--- START ---
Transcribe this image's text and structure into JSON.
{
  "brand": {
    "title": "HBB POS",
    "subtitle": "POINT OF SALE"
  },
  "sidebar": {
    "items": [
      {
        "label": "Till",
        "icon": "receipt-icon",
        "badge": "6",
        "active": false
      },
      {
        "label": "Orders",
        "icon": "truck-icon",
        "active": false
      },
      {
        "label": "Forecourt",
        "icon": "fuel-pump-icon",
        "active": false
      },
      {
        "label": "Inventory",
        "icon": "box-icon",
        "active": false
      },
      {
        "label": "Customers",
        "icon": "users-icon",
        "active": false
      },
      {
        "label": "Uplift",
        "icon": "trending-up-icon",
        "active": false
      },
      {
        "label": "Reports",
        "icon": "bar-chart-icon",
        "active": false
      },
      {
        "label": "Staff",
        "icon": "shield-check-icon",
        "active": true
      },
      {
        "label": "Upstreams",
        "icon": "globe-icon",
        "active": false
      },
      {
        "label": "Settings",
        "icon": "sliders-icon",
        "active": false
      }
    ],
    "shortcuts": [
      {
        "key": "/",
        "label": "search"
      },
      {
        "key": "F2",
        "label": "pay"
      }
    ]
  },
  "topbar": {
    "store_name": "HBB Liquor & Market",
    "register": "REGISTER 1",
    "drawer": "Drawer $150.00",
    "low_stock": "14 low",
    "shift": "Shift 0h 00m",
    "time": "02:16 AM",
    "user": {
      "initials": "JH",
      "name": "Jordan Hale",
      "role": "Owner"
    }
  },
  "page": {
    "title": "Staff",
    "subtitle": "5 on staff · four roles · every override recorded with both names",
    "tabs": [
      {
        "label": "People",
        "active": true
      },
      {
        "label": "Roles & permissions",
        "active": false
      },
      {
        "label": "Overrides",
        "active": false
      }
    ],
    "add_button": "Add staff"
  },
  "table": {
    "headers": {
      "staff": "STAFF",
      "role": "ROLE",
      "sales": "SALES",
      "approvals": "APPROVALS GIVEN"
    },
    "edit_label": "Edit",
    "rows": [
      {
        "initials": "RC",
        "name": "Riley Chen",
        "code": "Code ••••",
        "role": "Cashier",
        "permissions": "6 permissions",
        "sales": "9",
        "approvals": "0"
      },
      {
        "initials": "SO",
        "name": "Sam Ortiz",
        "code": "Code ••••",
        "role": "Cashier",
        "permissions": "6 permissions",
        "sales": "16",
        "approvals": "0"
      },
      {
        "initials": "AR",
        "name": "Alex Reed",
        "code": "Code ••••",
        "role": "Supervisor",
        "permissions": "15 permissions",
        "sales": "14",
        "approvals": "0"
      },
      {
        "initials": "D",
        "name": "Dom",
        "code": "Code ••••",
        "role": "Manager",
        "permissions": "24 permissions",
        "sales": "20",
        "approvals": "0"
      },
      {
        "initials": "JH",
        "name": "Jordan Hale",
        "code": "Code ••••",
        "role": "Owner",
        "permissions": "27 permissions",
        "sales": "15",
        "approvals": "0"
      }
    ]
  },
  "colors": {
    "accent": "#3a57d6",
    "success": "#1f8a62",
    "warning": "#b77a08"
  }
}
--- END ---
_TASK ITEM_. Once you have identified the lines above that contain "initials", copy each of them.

_SOLUTION FOR THIS PROBLEM_.
      "initials": "JH",
        "initials": "RC",
        "initials": "SO",
        "initials": "AR",
        "initials": "D",
        "initials": "JH",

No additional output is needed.